Pitchers, in particular, enter spring training with a particular focus or point of improvement. Work on fastball command. Get a better feel for a secondary pitch. Be more consistent with their arm slot. For Ryan Mattheus, his focus this spring is a byproduct of the Nationals’ offseason moves.
With the loss of reliable left-handers Sean Burnett, Tom Gorzelanny and Michael Gonzalez, Mattheus read between the lines and discerned his future. The Nationals’ bullpen has only one left-hander with a major league contract (Zach Duke) and another left-hander with a minor league contract competing for a spot (Bill Bray). The Nationals whiffed on other free agent left-handers but maintained that they weren’t concerned with their backup plan of relying on their right-handers strong reverse splits against left-handed batters.

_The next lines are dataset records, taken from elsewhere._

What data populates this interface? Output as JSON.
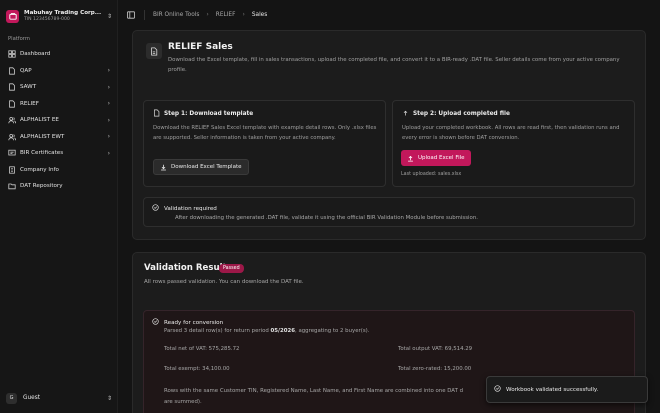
{
  "org": {
    "name": "Mabuhay Trading Corp...",
    "tin": "TIN 123456789-000"
  },
  "sidebar": {
    "section_label": "Platform",
    "items": [
      {
        "label": "Dashboard",
        "icon": "grid-icon",
        "has_chevron": false
      },
      {
        "label": "QAP",
        "icon": "file-icon",
        "has_chevron": true
      },
      {
        "label": "SAWT",
        "icon": "file-icon",
        "has_chevron": true
      },
      {
        "label": "RELIEF",
        "icon": "file-icon",
        "has_chevron": true
      },
      {
        "label": "ALPHALIST EE",
        "icon": "users-icon",
        "has_chevron": true
      },
      {
        "label": "ALPHALIST EWT",
        "icon": "users-icon",
        "has_chevron": true
      },
      {
        "label": "BIR Certificates",
        "icon": "certificate-icon",
        "has_chevron": true
      },
      {
        "label": "Company Info",
        "icon": "building-icon",
        "has_chevron": false
      },
      {
        "label": "DAT Repository",
        "icon": "folder-icon",
        "has_chevron": false
      }
    ],
    "user": {
      "initial": "G",
      "name": "Guest"
    }
  },
  "breadcrumb": {
    "root": "BIR Online Tools",
    "parent": "RELIEF",
    "current": "Sales"
  },
  "page": {
    "title": "RELIEF Sales",
    "description": "Download the Excel template, fill in sales transactions, upload the completed file, and convert it to a BIR-ready .DAT file. Seller details come from your active company profile."
  },
  "step1": {
    "title": "Step 1: Download template",
    "description": "Download the RELIEF Sales Excel template with example detail rows. Only .xlsx files are supported. Seller information is taken from your active company.",
    "button": "Download Excel Template"
  },
  "step2": {
    "title": "Step 2: Upload completed file",
    "description": "Upload your completed workbook. All rows are read first, then validation runs and every error is shown before DAT conversion.",
    "button": "Upload Excel File",
    "last_uploaded": "Last uploaded: sales.xlsx"
  },
  "notice": {
    "title": "Validation required",
    "description": "After downloading the generated .DAT file, validate it using the official BIR Validation Module before submission."
  },
  "validation": {
    "title": "Validation Results",
    "badge": "Passed",
    "description": "All rows passed validation. You can download the DAT file.",
    "result_title": "Ready for conversion",
    "sub_prefix": "Parsed 3 detail row(s) for return period ",
    "period": "05/2026",
    "sub_suffix": ", aggregating to 2 buyer(s).",
    "total_net": "Total net of VAT: 575,285.72",
    "total_output": "Total output VAT: 69,514.29",
    "total_exempt": "Total exempt: 34,100.00",
    "total_zero": "Total zero-rated: 15,200.00",
    "note_line1": "Rows with the same Customer TIN, Registered Name, Last Name, and First Name are combined into one DAT d",
    "note_line2": "are summed)."
  },
  "toast": {
    "message": "Workbook validated successfully."
  },
  "colors": {
    "accent": "#c2185b",
    "background": "#141414",
    "card": "#1c1c1c"
  }
}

Mattheus, 29, is one of those right-handed relievers who has had unknowing success against left-handed batters and once he saw the Nationals heading towards spring training with a right-handed heavy bullpen he could see his future. No Nationals coaches or front office personnel told him directly; he just figured it out by reading between the lines and looking at his own statistics. So Mattheus’s area of improvement was almost predetermined.
“I’m going to be asked to face more left-handed hitters this year,” he said. “And guys in the bullpen are going to be asked to face more left-handed hitters. So I’m really going to work the inside part of the plate against left-handed hitters, more so the sinker on the inner half, trying to throw the comebacker on the inner half of the plate. … With right-handers, I can do that, I can just keep going further in. But lefties, they’ll go out there and get you. I’m working on keeping them honest inside.”

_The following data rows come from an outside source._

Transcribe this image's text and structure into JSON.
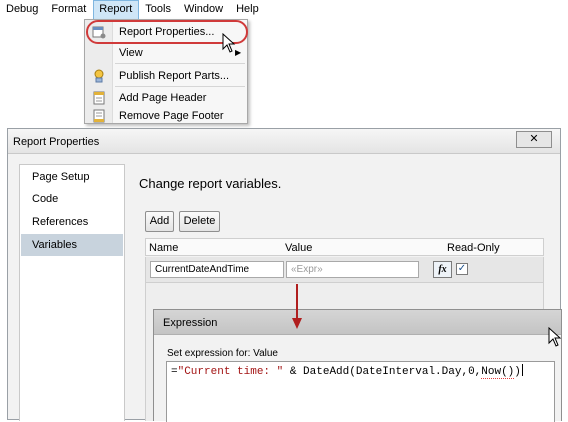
{
  "menubar": {
    "items": [
      "Debug",
      "Format",
      "Report",
      "Tools",
      "Window",
      "Help"
    ],
    "active": "Report"
  },
  "report_menu": {
    "items": [
      {
        "label": "Report Properties...",
        "icon": "report-properties-icon"
      },
      {
        "label": "View",
        "icon": null,
        "submenu_arrow": "▶"
      },
      {
        "label": "Publish Report Parts...",
        "icon": "publish-parts-icon"
      },
      {
        "label": "Add Page Header",
        "icon": "page-header-icon"
      },
      {
        "label": "Remove Page Footer",
        "icon": "page-footer-icon"
      }
    ]
  },
  "dialog": {
    "title": "Report Properties",
    "close_glyph": "✕",
    "nav": [
      "Page Setup",
      "Code",
      "References",
      "Variables"
    ],
    "selected_nav": "Variables",
    "heading": "Change report variables.",
    "buttons": {
      "add": "Add",
      "delete": "Delete"
    },
    "grid": {
      "columns": [
        "Name",
        "Value",
        "Read-Only"
      ],
      "rows": [
        {
          "name": "CurrentDateAndTime",
          "value_placeholder": "«Expr»",
          "fx": "fx",
          "read_only": true,
          "check_glyph": "✓"
        }
      ]
    }
  },
  "expression_dialog": {
    "title": "Expression",
    "label": "Set expression for: Value",
    "code_prefix": "=",
    "code_string": "\"Current time: \"",
    "code_middle": " & DateAdd(DateInterval.Day,0,",
    "code_squiggle": "Now()",
    "code_suffix": ")"
  },
  "colors": {
    "highlight_ring": "#d03a3a",
    "menu_active": "#cfe6f7",
    "nav_selected": "#c8d3dd",
    "string_literal": "#a31515"
  }
}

In his career, Mattheus has held left-handed hitters to a .214 batting average and Tyler Clippard, also particularly effective against them, has held them to a .186 average. Mattheus attributes the success against left-handers, and against batters from both sides of the plate, to his hard, biting sinker down in the strike zone.
Last season, Mattheus logged the most amount of work in his career (66 appearances) and posted a 2.85 ERA in large part because he learned how to better use his plus pitch, the sinker. Against right-handed batters, Mattheus learned to pound them inside the sinker, which moves in on their hands and nets ground balls. But against left-handers, the ball breaks away from them and they can adjust to the sinker and hit it to the opposite field. Mattheus said he needs to work on pounding left-handed hitters inside with just as much veracity as the right-handers.
“The more times guys start to see me they’re going to get onto that pattern,” he said. “I’m trying to establish more on both sides of the plate this year because I don’t spin the ball very well. We tried that coming in last year and that experience is over so I’m going to have to command both sides of the plate with the fastball.”
Mattheus spot in the bullpen isn’t guaranteed, a fact he understands. There are one or two spots left to be determined, most hinging on Bray’s success this spring. But Mattheus, who has a 2.84 ERA in two seasons with the Nationals, could improve his odds with his continued work this spring against left-handers.
FROM THE POST
FROM YESTERDAY’S JOURNAL
Vs. Braves in Orlando, 1:05 p.m. The Nationals send Ross Detwiler to the mound for the first time this spring to get their first look at their fiercest division foe. Their lineup:
1. Eury Perez, CF
2. Danny Espinosa, 2B
3. Bryce Harper, LF
4. Tyler Moore, 1B
5. Ian Desmond, SS
6. Chris Marrero, DH
7. Carlos Rivero, RF
8. Anthony Rendon, 3B
9. Jhonatan Solano, C
– Ross Detwiler, SP
DAYS UNTIL OPENING DAY